__Work task__.
Within the records below, how many lines contain "this"? The answer is that number alone.

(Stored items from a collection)

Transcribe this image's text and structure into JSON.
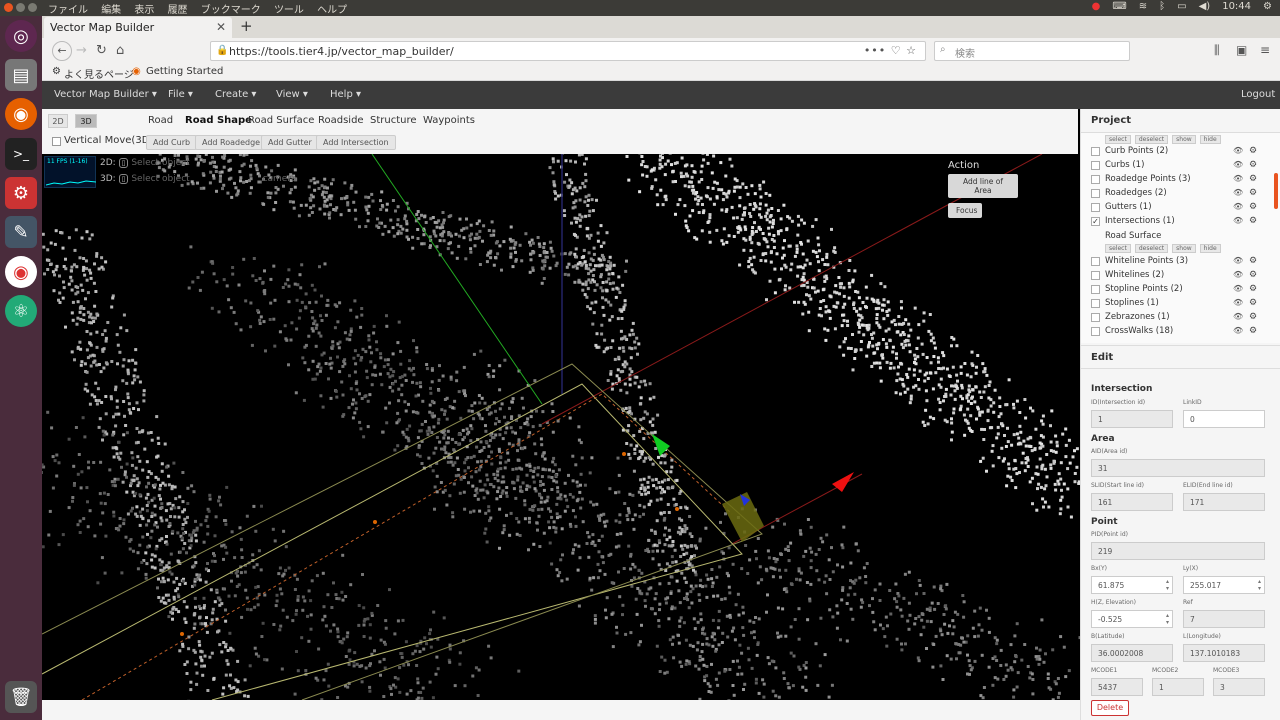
{
  "system": {
    "menu": [
      "ファイル",
      "編集",
      "表示",
      "履歴",
      "ブックマーク",
      "ツール",
      "ヘルプ"
    ],
    "time": "10:44"
  },
  "browser": {
    "tab_title": "Vector Map Builder",
    "url": "https://tools.tier4.jp/vector_map_builder/",
    "search_placeholder": "検索",
    "bookmarks": [
      "よく見るページ",
      "Getting Started"
    ]
  },
  "appnav": {
    "brand": "Vector Map Builder",
    "items": [
      "File",
      "Create",
      "View",
      "Help"
    ],
    "logout": "Logout"
  },
  "toolbar": {
    "view_2d": "2D",
    "view_3d": "3D",
    "tabs": [
      "Road",
      "Road Shape",
      "Road Surface",
      "Roadside",
      "Structure",
      "Waypoints"
    ],
    "active_tab": "Road Shape",
    "vertical_move": "Vertical Move(3D)",
    "sub_buttons": [
      "Add Curb",
      "Add Roadedge",
      "Add Gutter",
      "Add Intersection"
    ]
  },
  "viewport": {
    "fps": "11 FPS (1-16)",
    "hint_2d": "2D:",
    "hint_2d_text": "Select object",
    "hint_3d": "3D:",
    "hint_3d_text": "Select object",
    "hint_camera": "camera",
    "action_title": "Action",
    "action_buttons": [
      "Add line of Area",
      "Focus"
    ]
  },
  "project": {
    "title": "Project",
    "group_buttons": [
      "select",
      "deselect",
      "show",
      "hide"
    ],
    "items_top": [
      {
        "label": "Curb Points (2)",
        "checked": false
      },
      {
        "label": "Curbs (1)",
        "checked": false
      },
      {
        "label": "Roadedge Points (3)",
        "checked": false
      },
      {
        "label": "Roadedges (2)",
        "checked": false
      },
      {
        "label": "Gutters (1)",
        "checked": false
      },
      {
        "label": "Intersections (1)",
        "checked": true
      }
    ],
    "section2": "Road Surface",
    "items_bottom": [
      {
        "label": "Whiteline Points (3)",
        "checked": false
      },
      {
        "label": "Whitelines (2)",
        "checked": false
      },
      {
        "label": "Stopline Points (2)",
        "checked": false
      },
      {
        "label": "Stoplines (1)",
        "checked": false
      },
      {
        "label": "Zebrazones (1)",
        "checked": false
      },
      {
        "label": "CrossWalks (18)",
        "checked": false
      }
    ]
  },
  "edit": {
    "title": "Edit",
    "intersection": "Intersection",
    "id_label": "ID(Intersection id)",
    "id_value": "1",
    "linkid_label": "LinkID",
    "linkid_value": "0",
    "area": "Area",
    "aid_label": "AID(Area id)",
    "aid_value": "31",
    "slid_label": "SLID(Start line id)",
    "slid_value": "161",
    "elid_label": "ELID(End line id)",
    "elid_value": "171",
    "point": "Point",
    "pid_label": "PID(Point id)",
    "pid_value": "219",
    "bx_label": "Bx(Y)",
    "bx_value": "61.875",
    "ly_label": "Ly(X)",
    "ly_value": "255.017",
    "h_label": "H(Z, Elevation)",
    "h_value": "-0.525",
    "ref_label": "Ref",
    "ref_value": "7",
    "b_label": "B(Latitude)",
    "b_value": "36.0002008",
    "l_label": "L(Longitude)",
    "l_value": "137.1010183",
    "mcode1_label": "MCODE1",
    "mcode1_value": "5437",
    "mcode2_label": "MCODE2",
    "mcode2_value": "1",
    "mcode3_label": "MCODE3",
    "mcode3_value": "3",
    "delete": "Delete"
  }
}
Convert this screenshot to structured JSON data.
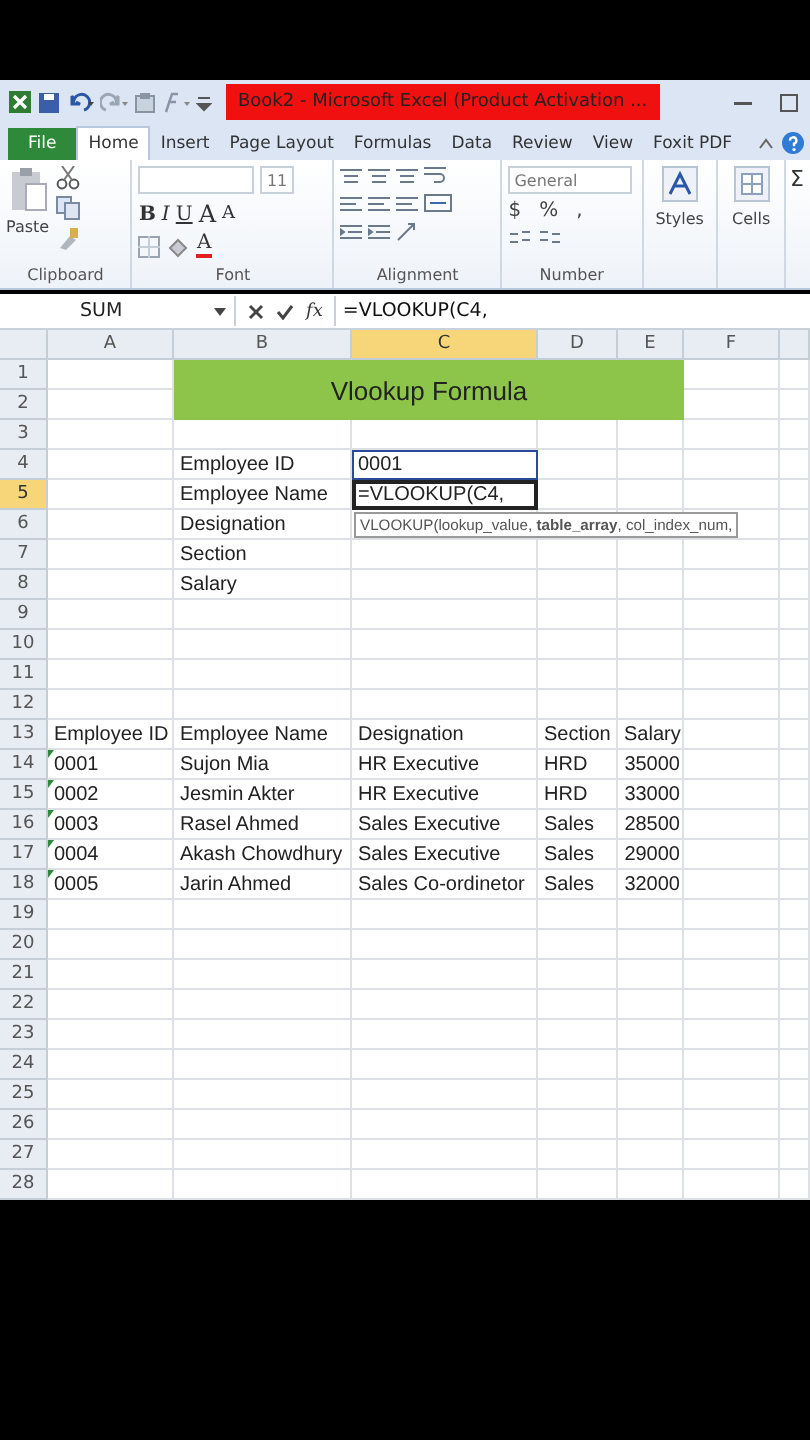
{
  "title_bar": {
    "title": "Book2 - Microsoft Excel (Product Activation ..."
  },
  "tabs": [
    {
      "label": "File",
      "kind": "file",
      "selected": false
    },
    {
      "label": "Home",
      "kind": "tab",
      "selected": true
    },
    {
      "label": "Insert",
      "kind": "tab",
      "selected": false
    },
    {
      "label": "Page Layout",
      "kind": "tab",
      "selected": false
    },
    {
      "label": "Formulas",
      "kind": "tab",
      "selected": false
    },
    {
      "label": "Data",
      "kind": "tab",
      "selected": false
    },
    {
      "label": "Review",
      "kind": "tab",
      "selected": false
    },
    {
      "label": "View",
      "kind": "tab",
      "selected": false
    },
    {
      "label": "Foxit PDF",
      "kind": "tab",
      "selected": false
    }
  ],
  "ribbon": {
    "clipboard": {
      "label": "Clipboard",
      "paste": "Paste"
    },
    "font": {
      "label": "Font",
      "size": "11",
      "bold": "B",
      "italic": "I",
      "underline": "U",
      "grow": "A",
      "shrink": "A",
      "text_color": "A"
    },
    "alignment": {
      "label": "Alignment"
    },
    "number": {
      "label": "Number",
      "format": "General",
      "currency": "$",
      "percent": "%",
      "comma": ","
    },
    "styles": {
      "label": "Styles"
    },
    "cells": {
      "label": "Cells"
    },
    "editing": {
      "sum": "Σ"
    }
  },
  "formula_bar": {
    "name_box": "SUM",
    "fx": "fx",
    "formula": "=VLOOKUP(C4,"
  },
  "sheet": {
    "columns": [
      {
        "label": "A",
        "selected": false
      },
      {
        "label": "B",
        "selected": false
      },
      {
        "label": "C",
        "selected": true
      },
      {
        "label": "D",
        "selected": false
      },
      {
        "label": "E",
        "selected": false
      },
      {
        "label": "F",
        "selected": false
      }
    ],
    "rows": [
      {
        "label": "1",
        "selected": false,
        "cells": {
          "B": {
            "value": "Vlookup Formula",
            "kind": "banner"
          }
        }
      },
      {
        "label": "2",
        "selected": false,
        "cells": {}
      },
      {
        "label": "3",
        "selected": false,
        "cells": {}
      },
      {
        "label": "4",
        "selected": false,
        "cells": {
          "B": {
            "value": "Employee ID",
            "kind": "text"
          },
          "C": {
            "value": "0001",
            "kind": "text",
            "referenced": true
          }
        }
      },
      {
        "label": "5",
        "selected": true,
        "cells": {
          "B": {
            "value": "Employee Name",
            "kind": "text"
          },
          "C": {
            "value": "=VLOOKUP(C4,",
            "kind": "text",
            "editing": true
          }
        }
      },
      {
        "label": "6",
        "selected": false,
        "cells": {
          "B": {
            "value": "Designation",
            "kind": "text"
          }
        }
      },
      {
        "label": "7",
        "selected": false,
        "cells": {
          "B": {
            "value": "Section",
            "kind": "text"
          }
        }
      },
      {
        "label": "8",
        "selected": false,
        "cells": {
          "B": {
            "value": "Salary",
            "kind": "text"
          }
        }
      },
      {
        "label": "9",
        "selected": false,
        "cells": {}
      },
      {
        "label": "10",
        "selected": false,
        "cells": {}
      },
      {
        "label": "11",
        "selected": false,
        "cells": {}
      },
      {
        "label": "12",
        "selected": false,
        "cells": {}
      },
      {
        "label": "13",
        "selected": false,
        "cells": {
          "A": {
            "value": "Employee ID",
            "kind": "text"
          },
          "B": {
            "value": "Employee Name",
            "kind": "text"
          },
          "C": {
            "value": "Designation",
            "kind": "text"
          },
          "D": {
            "value": "Section",
            "kind": "text"
          },
          "E": {
            "value": "Salary",
            "kind": "text"
          }
        }
      },
      {
        "label": "14",
        "selected": false,
        "cells": {
          "A": {
            "value": "0001",
            "kind": "text",
            "flagged": true
          },
          "B": {
            "value": "Sujon Mia",
            "kind": "text"
          },
          "C": {
            "value": "HR Executive",
            "kind": "text"
          },
          "D": {
            "value": "HRD",
            "kind": "text"
          },
          "E": {
            "value": "35000",
            "kind": "number"
          }
        }
      },
      {
        "label": "15",
        "selected": false,
        "cells": {
          "A": {
            "value": "0002",
            "kind": "text",
            "flagged": true
          },
          "B": {
            "value": "Jesmin Akter",
            "kind": "text"
          },
          "C": {
            "value": "HR Executive",
            "kind": "text"
          },
          "D": {
            "value": "HRD",
            "kind": "text"
          },
          "E": {
            "value": "33000",
            "kind": "number"
          }
        }
      },
      {
        "label": "16",
        "selected": false,
        "cells": {
          "A": {
            "value": "0003",
            "kind": "text",
            "flagged": true
          },
          "B": {
            "value": "Rasel Ahmed",
            "kind": "text"
          },
          "C": {
            "value": "Sales Executive",
            "kind": "text"
          },
          "D": {
            "value": "Sales",
            "kind": "text"
          },
          "E": {
            "value": "28500",
            "kind": "number"
          }
        }
      },
      {
        "label": "17",
        "selected": false,
        "cells": {
          "A": {
            "value": "0004",
            "kind": "text",
            "flagged": true
          },
          "B": {
            "value": "Akash Chowdhury",
            "kind": "text"
          },
          "C": {
            "value": "Sales Executive",
            "kind": "text"
          },
          "D": {
            "value": "Sales",
            "kind": "text"
          },
          "E": {
            "value": "29000",
            "kind": "number"
          }
        }
      },
      {
        "label": "18",
        "selected": false,
        "cells": {
          "A": {
            "value": "0005",
            "kind": "text",
            "flagged": true
          },
          "B": {
            "value": "Jarin Ahmed",
            "kind": "text"
          },
          "C": {
            "value": "Sales Co-ordinetor",
            "kind": "text"
          },
          "D": {
            "value": "Sales",
            "kind": "text"
          },
          "E": {
            "value": "32000",
            "kind": "number"
          }
        }
      },
      {
        "label": "19",
        "selected": false,
        "cells": {}
      },
      {
        "label": "20",
        "selected": false,
        "cells": {}
      },
      {
        "label": "21",
        "selected": false,
        "cells": {}
      },
      {
        "label": "22",
        "selected": false,
        "cells": {}
      },
      {
        "label": "23",
        "selected": false,
        "cells": {}
      },
      {
        "label": "24",
        "selected": false,
        "cells": {}
      },
      {
        "label": "25",
        "selected": false,
        "cells": {}
      },
      {
        "label": "26",
        "selected": false,
        "cells": {}
      },
      {
        "label": "27",
        "selected": false,
        "cells": {}
      },
      {
        "label": "28",
        "selected": false,
        "cells": {}
      }
    ],
    "tooltip": {
      "text": "VLOOKUP(lookup_value, **table_array**, col_index_num,"
    }
  }
}
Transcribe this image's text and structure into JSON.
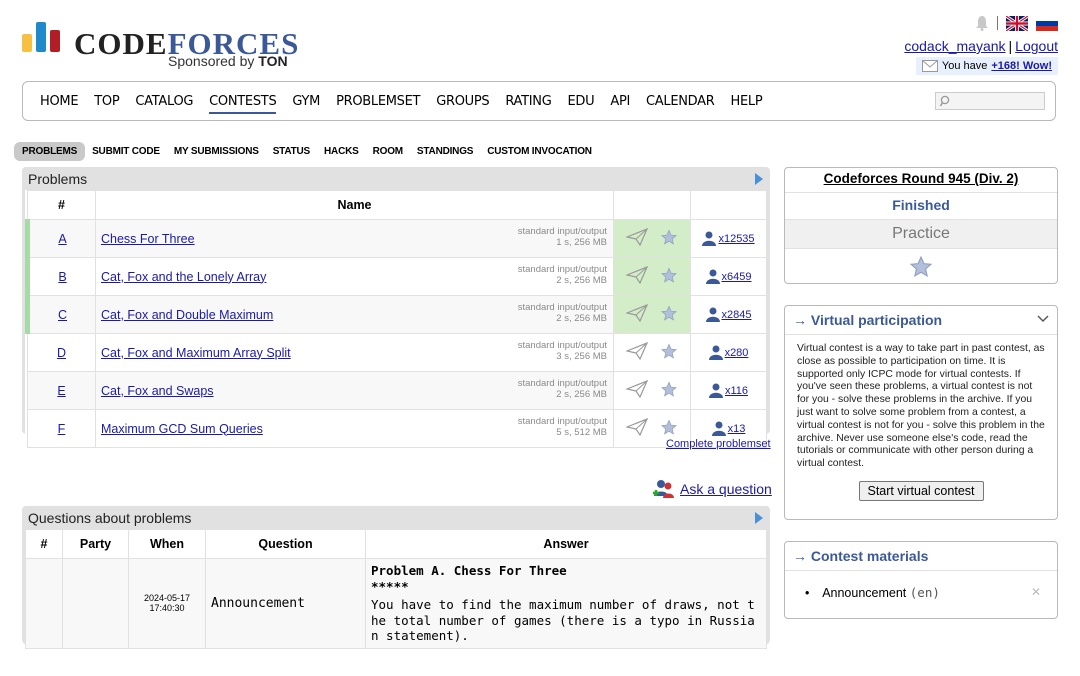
{
  "logo": {
    "word_a": "CODE",
    "word_b": "FORCES",
    "sponsor_prefix": "Sponsored by",
    "sponsor_name": "TON"
  },
  "header": {
    "username": "codack_mayank",
    "separator": "|",
    "logout": "Logout",
    "msg_prefix": "You have",
    "msg_link": "+168! Wow!"
  },
  "menu": [
    "HOME",
    "TOP",
    "CATALOG",
    "CONTESTS",
    "GYM",
    "PROBLEMSET",
    "GROUPS",
    "RATING",
    "EDU",
    "API",
    "CALENDAR",
    "HELP"
  ],
  "submenu": [
    "PROBLEMS",
    "SUBMIT CODE",
    "MY SUBMISSIONS",
    "STATUS",
    "HACKS",
    "ROOM",
    "STANDINGS",
    "CUSTOM INVOCATION"
  ],
  "problems": {
    "title": "Problems",
    "headers": {
      "idx": "#",
      "name": "Name"
    },
    "rows": [
      {
        "idx": "A",
        "name": "Chess For Three",
        "io": "standard input/output",
        "limits": "1 s, 256 MB",
        "count": "x12535",
        "solved": true
      },
      {
        "idx": "B",
        "name": "Cat, Fox and the Lonely Array",
        "io": "standard input/output",
        "limits": "2 s, 256 MB",
        "count": "x6459",
        "solved": true
      },
      {
        "idx": "C",
        "name": "Cat, Fox and Double Maximum",
        "io": "standard input/output",
        "limits": "2 s, 256 MB",
        "count": "x2845",
        "solved": true
      },
      {
        "idx": "D",
        "name": "Cat, Fox and Maximum Array Split",
        "io": "standard input/output",
        "limits": "3 s, 256 MB",
        "count": "x280",
        "solved": false
      },
      {
        "idx": "E",
        "name": "Cat, Fox and Swaps",
        "io": "standard input/output",
        "limits": "2 s, 256 MB",
        "count": "x116",
        "solved": false
      },
      {
        "idx": "F",
        "name": "Maximum GCD Sum Queries",
        "io": "standard input/output",
        "limits": "5 s, 512 MB",
        "count": "x13",
        "solved": false
      }
    ],
    "complete_link": "Complete problemset"
  },
  "ask": {
    "label": "Ask a question"
  },
  "questions": {
    "title": "Questions about problems",
    "headers": {
      "idx": "#",
      "party": "Party",
      "when": "When",
      "question": "Question",
      "answer": "Answer"
    },
    "row": {
      "date": "2024-05-17",
      "time": "17:40:30",
      "question": "Announcement",
      "answer_title": "Problem A. Chess For Three",
      "answer_stars": "*****",
      "answer_line1": "You have to find the maximum number of draws, not t",
      "answer_line2": "he total number of games (there is a typo in Russia",
      "answer_line3": "n statement)."
    }
  },
  "sidebar": {
    "contest_name": "Codeforces Round 945 (Div. 2)",
    "status": "Finished",
    "practice": "Practice",
    "virtual_title": "→ Virtual participation",
    "virtual_text": "Virtual contest is a way to take part in past contest, as close as possible to participation on time. It is supported only ICPC mode for virtual contests. If you've seen these problems, a virtual contest is not for you - solve these problems in the archive. If you just want to solve some problem from a contest, a virtual contest is not for you - solve this problem in the archive. Never use someone else's code, read the tutorials or communicate with other person during a virtual contest.",
    "virtual_button": "Start virtual contest",
    "materials_title": "→ Contest materials",
    "material_item": "Announcement",
    "material_lang": "(en)"
  },
  "colors": {
    "accent": "#3b5998",
    "solved": "#d4edc9",
    "link": "#1a1aa6"
  }
}
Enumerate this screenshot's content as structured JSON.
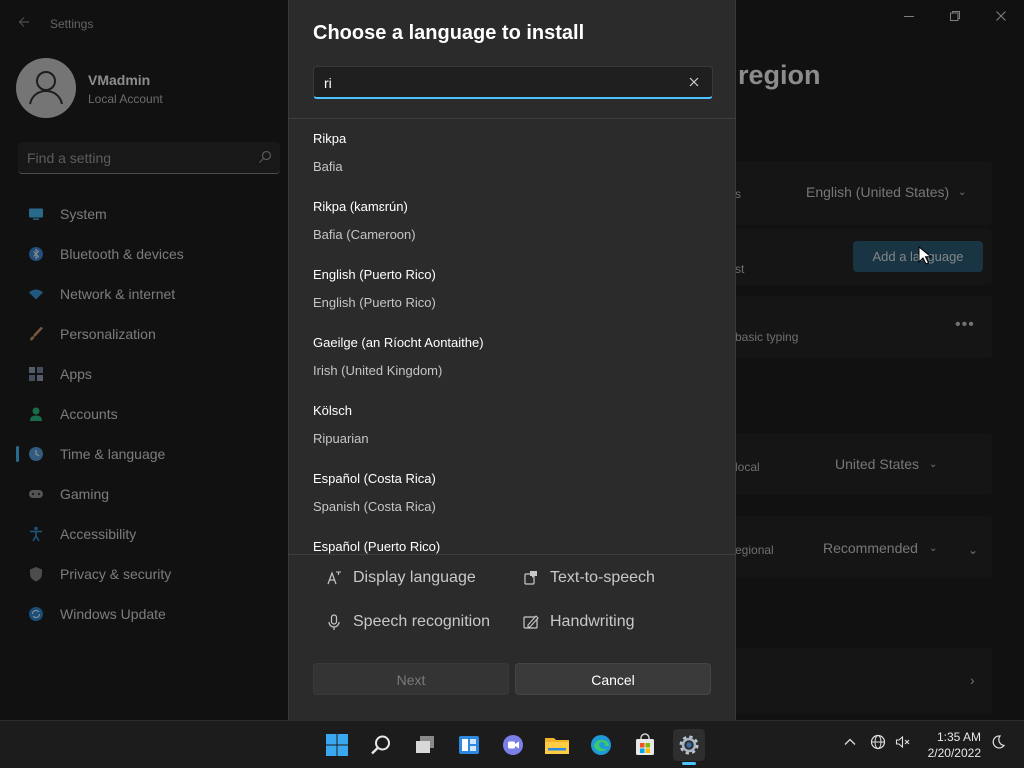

__Worked solution__.
5